- _Excerpts from an interface dataset_
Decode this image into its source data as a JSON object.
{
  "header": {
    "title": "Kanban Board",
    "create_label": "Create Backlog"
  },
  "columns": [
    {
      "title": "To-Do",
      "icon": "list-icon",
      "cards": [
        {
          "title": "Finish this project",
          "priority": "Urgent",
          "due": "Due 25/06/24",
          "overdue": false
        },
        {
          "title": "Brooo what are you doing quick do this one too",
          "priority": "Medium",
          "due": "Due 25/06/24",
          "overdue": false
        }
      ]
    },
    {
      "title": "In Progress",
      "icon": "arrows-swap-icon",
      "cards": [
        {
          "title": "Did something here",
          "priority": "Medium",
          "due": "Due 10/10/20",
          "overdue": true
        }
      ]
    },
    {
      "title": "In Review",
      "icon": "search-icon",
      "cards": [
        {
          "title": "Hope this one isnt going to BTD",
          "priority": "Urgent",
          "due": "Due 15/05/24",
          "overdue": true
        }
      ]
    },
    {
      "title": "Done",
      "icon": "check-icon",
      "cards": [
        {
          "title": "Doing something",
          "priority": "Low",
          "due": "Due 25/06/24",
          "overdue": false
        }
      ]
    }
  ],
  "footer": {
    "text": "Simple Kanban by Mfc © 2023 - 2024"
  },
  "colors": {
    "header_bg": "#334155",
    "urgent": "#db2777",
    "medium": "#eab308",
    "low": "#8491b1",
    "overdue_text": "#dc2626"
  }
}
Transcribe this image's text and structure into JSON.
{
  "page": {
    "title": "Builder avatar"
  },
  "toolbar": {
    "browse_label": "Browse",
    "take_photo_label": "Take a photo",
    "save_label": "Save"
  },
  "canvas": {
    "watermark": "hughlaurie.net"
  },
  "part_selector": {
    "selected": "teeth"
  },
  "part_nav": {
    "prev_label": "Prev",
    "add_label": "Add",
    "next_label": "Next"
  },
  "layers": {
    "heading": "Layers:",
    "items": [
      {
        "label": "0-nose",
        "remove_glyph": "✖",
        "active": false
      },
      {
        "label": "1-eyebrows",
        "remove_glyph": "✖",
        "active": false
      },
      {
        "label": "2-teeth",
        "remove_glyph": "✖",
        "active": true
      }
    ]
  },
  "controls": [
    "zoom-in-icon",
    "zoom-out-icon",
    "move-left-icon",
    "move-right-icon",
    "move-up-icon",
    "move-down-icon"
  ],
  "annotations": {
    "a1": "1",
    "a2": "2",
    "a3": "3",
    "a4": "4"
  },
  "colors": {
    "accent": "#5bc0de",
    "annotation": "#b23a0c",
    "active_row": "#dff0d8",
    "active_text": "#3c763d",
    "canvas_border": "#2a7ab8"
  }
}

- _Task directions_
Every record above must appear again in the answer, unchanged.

- _Solved exercise_
Decode this image into its source data as a JSON object.
{
  "header": {
    "title": "Kanban Board",
    "create_label": "Create Backlog"
  },
  "columns": [
    {
      "title": "To-Do",
      "icon": "list-icon",
      "cards": [
        {
          "title": "Finish this project",
          "priority": "Urgent",
          "due": "Due 25/06/24",
          "overdue": false
        },
        {
          "title": "Brooo what are you doing quick do this one too",
          "priority": "Medium",
          "due": "Due 25/06/24",
          "overdue": false
        }
      ]
    },
    {
      "title": "In Progress",
      "icon": "arrows-swap-icon",
      "cards": [
        {
          "title": "Did something here",
          "priority": "Medium",
          "due": "Due 10/10/20",
          "overdue": true
        }
      ]
    },
    {
      "title": "In Review",
      "icon": "search-icon",
      "cards": [
        {
          "title": "Hope this one isnt going to BTD",
          "priority": "Urgent",
          "due": "Due 15/05/24",
          "overdue": true
        }
      ]
    },
    {
      "title": "Done",
      "icon": "check-icon",
      "cards": [
        {
          "title": "Doing something",
          "priority": "Low",
          "due": "Due 25/06/24",
          "overdue": false
        }
      ]
    }
  ],
  "footer": {
    "text": "Simple Kanban by Mfc © 2023 - 2024"
  },
  "colors": {
    "header_bg": "#334155",
    "urgent": "#db2777",
    "medium": "#eab308",
    "low": "#8491b1",
    "overdue_text": "#dc2626"
  }
}
Transcribe this image's text and structure into JSON.
{
  "page": {
    "title": "Builder avatar"
  },
  "toolbar": {
    "browse_label": "Browse",
    "take_photo_label": "Take a photo",
    "save_label": "Save"
  },
  "canvas": {
    "watermark": "hughlaurie.net"
  },
  "part_selector": {
    "selected": "teeth"
  },
  "part_nav": {
    "prev_label": "Prev",
    "add_label": "Add",
    "next_label": "Next"
  },
  "layers": {
    "heading": "Layers:",
    "items": [
      {
        "label": "0-nose",
        "remove_glyph": "✖",
        "active": false
      },
      {
        "label": "1-eyebrows",
        "remove_glyph": "✖",
        "active": false
      },
      {
        "label": "2-teeth",
        "remove_glyph": "✖",
        "active": true
      }
    ]
  },
  "controls": [
    "zoom-in-icon",
    "zoom-out-icon",
    "move-left-icon",
    "move-right-icon",
    "move-up-icon",
    "move-down-icon"
  ],
  "annotations": {
    "a1": "1",
    "a2": "2",
    "a3": "3",
    "a4": "4"
  },
  "colors": {
    "accent": "#5bc0de",
    "annotation": "#b23a0c",
    "active_row": "#dff0d8",
    "active_text": "#3c763d",
    "canvas_border": "#2a7ab8"
  }
}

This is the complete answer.